Bailey, a 19-year-old black man, was shot multiple times in the back by police officers on Aug. 3 after he and another young man (identified as Bailey's cousin) were stopped because they matched the description of two men involved in an armed robbery. Body cam footage shows that, after an officer explained why he had stopped the men, and told them to keep their hands away from their waists, another officer approached to search them for weapons. At first, both men were cooperative, but then Bailey suddenly took off running. He was no longer holding his hands up. The officers fired, hitting Bailey multiple times.
The shooting caused an uproar in Colorado Springs, with Bailey supporters claiming police brutality and calling for an independent investigation of the shooting. (The El Paso County Sheriff's Office investigated the shooting, but Bailey supporters say that is a conflict of interest because Undersheriff Pete Carey is the former Colorado Springs police chief.)
There have been many protests since the shooting, including one shortly after the incident in which protesters gathered outside the Police Operations Center, and two white men approached the crowd and drew guns. The two men were arrested. On Sept. 10, Bailey supporters made themselves known at the Indy and Colorado Springs Business Journal's (a sister publication of the Independent) town hall with Attorney General Phil Weiser.

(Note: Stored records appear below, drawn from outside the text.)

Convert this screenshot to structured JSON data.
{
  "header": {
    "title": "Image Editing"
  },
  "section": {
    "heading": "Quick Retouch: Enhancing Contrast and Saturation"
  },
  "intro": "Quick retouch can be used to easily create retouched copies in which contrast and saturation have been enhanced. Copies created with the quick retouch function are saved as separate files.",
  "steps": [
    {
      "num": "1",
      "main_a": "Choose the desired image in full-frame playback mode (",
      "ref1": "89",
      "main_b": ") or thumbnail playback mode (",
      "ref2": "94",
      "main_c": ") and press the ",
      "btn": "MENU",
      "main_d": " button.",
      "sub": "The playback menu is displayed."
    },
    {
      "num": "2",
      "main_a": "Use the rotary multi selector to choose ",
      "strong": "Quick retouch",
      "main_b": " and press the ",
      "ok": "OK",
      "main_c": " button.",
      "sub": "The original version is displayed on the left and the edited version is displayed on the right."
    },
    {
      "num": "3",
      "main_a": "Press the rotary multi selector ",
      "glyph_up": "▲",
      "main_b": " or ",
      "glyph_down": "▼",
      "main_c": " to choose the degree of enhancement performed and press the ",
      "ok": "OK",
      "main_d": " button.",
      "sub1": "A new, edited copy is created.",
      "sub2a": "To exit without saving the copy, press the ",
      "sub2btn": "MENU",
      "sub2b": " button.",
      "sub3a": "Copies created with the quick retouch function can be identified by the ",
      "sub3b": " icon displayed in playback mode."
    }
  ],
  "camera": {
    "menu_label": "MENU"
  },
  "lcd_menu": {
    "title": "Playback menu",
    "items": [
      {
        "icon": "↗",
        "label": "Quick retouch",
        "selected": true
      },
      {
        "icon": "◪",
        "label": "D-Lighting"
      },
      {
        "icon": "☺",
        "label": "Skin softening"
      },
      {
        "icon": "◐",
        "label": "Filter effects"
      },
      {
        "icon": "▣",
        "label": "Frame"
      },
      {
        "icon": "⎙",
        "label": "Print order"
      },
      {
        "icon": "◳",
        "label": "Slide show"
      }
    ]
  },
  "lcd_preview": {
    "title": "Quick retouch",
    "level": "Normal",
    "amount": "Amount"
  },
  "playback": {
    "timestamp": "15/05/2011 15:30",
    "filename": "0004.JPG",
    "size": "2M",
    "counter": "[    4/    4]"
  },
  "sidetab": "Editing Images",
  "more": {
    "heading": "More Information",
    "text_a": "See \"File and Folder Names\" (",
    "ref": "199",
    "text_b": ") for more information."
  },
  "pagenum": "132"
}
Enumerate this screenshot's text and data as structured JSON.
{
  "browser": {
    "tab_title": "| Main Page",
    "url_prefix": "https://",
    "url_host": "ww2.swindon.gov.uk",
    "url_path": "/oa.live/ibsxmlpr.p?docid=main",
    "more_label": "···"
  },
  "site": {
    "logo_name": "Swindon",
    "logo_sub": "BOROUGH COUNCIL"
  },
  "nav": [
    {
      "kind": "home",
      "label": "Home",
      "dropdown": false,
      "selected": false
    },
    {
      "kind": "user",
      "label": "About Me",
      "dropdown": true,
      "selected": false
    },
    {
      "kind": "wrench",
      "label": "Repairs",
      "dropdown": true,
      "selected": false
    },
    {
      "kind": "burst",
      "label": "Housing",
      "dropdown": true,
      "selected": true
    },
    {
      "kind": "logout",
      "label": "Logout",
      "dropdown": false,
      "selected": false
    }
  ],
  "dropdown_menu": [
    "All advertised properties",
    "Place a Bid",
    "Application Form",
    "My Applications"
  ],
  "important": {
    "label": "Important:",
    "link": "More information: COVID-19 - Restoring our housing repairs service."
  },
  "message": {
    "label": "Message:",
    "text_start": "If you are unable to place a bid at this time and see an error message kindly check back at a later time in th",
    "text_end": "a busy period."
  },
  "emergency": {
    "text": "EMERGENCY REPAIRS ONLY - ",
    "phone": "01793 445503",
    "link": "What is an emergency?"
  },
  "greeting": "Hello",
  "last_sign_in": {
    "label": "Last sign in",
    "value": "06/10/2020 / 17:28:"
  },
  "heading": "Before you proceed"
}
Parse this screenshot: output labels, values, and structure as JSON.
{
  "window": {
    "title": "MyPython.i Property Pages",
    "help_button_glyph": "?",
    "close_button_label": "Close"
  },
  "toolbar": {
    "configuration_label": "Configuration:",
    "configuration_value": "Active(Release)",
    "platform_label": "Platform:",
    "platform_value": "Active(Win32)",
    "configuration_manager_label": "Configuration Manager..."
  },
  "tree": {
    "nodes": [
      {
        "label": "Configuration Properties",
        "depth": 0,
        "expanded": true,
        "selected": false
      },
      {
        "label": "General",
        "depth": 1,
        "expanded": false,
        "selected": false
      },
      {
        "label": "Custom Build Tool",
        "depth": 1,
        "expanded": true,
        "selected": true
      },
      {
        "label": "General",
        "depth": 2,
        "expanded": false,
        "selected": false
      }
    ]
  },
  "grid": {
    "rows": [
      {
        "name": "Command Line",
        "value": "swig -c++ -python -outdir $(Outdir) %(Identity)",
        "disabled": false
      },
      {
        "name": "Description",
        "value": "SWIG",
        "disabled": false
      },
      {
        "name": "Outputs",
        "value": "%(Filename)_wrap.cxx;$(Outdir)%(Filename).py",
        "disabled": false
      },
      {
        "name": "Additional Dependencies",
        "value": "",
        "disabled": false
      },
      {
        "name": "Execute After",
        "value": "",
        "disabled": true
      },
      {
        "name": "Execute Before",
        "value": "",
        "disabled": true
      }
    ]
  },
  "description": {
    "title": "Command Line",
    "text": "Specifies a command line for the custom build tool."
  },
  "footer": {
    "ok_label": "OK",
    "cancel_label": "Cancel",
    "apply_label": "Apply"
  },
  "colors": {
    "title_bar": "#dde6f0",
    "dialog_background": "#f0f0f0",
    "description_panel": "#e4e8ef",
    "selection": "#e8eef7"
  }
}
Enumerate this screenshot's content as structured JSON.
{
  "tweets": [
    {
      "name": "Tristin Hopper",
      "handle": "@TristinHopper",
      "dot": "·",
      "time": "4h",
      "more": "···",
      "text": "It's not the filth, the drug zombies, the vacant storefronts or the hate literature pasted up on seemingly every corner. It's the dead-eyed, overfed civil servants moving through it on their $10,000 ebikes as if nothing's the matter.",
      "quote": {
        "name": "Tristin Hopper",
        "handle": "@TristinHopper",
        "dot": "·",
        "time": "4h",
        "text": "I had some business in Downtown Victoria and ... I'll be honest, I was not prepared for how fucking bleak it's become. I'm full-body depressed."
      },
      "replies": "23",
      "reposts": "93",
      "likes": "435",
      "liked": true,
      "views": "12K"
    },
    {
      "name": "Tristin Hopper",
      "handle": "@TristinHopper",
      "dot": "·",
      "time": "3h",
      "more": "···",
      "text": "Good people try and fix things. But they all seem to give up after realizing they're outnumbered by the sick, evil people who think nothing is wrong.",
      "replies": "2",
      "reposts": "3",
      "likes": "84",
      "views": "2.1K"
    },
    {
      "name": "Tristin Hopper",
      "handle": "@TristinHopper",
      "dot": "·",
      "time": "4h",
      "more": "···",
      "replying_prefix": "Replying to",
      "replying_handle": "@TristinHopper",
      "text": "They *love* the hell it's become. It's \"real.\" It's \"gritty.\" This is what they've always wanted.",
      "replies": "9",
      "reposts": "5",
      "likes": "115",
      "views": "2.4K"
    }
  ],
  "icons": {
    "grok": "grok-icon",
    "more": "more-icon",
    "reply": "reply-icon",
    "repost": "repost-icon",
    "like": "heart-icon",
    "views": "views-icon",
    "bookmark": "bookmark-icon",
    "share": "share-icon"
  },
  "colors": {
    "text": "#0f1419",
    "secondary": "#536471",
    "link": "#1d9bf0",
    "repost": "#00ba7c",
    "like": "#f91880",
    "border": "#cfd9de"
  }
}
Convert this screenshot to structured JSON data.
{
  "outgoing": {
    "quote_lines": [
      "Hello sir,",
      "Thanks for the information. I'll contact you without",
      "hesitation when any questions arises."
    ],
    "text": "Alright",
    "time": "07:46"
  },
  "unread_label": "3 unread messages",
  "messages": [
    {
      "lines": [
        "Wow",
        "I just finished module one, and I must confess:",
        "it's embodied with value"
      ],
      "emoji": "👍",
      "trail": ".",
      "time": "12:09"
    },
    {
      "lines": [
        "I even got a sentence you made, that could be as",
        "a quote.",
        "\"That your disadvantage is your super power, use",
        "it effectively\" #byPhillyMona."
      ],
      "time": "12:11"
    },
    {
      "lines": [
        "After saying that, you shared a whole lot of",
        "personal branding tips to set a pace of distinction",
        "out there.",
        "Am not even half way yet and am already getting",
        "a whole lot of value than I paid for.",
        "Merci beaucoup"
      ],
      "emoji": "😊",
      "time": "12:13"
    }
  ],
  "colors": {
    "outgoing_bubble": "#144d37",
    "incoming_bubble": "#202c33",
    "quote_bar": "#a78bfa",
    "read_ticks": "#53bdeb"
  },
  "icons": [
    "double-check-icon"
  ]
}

Suthers largely ignored the protests at his speech but — directly after a protester was removed — he received a standing ovation when he said he planned to add more police officers and firefighters.
"I personally believe there is no more difficult job in America’s cities today than serving as a police officer," he added. "You have to make split second decisions to protect your community and yourself. As we saw again last month in our city, those decisions can have fatal consequences and should be subject to scrutiny to determine if the officers have acted in accordance with law. But our police officers, just like everyone else, should have the benefit of due process and the rule of law. My request of our community is that we recognize that all our first responders have tough jobs, and when you see them in our community, please thank them for the difficult but very necessary service they perform. They need and deserve our support."
That earned another standing ovation, as did a short video of Officer Cem Duzel, who was shot in the face by an armed suspect in 2018. Duzel is still recovering from his injuries.
The mayor's speech was mostly positive, stressing the city's continued recognition as a great place to live and its strong economy. He noted that voter-approved taxes have improved road and stormwater infrastructure, and lauded major projects like the Summit House and the City for Champions projects.
The mayor did acknowledge that both affordable housing and homelessness are major challenges for the city, but said major strides are being made to address those needs.
"The City Council and I will use all of the tools in our toolbox to facilitate the expansion of affordable housing in Colorado Springs," he said. "The City is completing a comprehensive affordable housing plan designed to allow for the construction, preservation, and opportunities to purchase at least an average of 1,000 affordable units per year going forward."
J. Adrian Stanley
A large crowd showed up to hear Mayor John Suthers deliver his fifth State of the City speech.
The mayor also noted that while he was relieved to see Interstate 25 expanded between Monument and Castle Rock, he was concerned that the state lacked the needed transportation dollars to adequately address the needs of state roads in Colorado Springs, from Powers Boulevard to U.S. 24.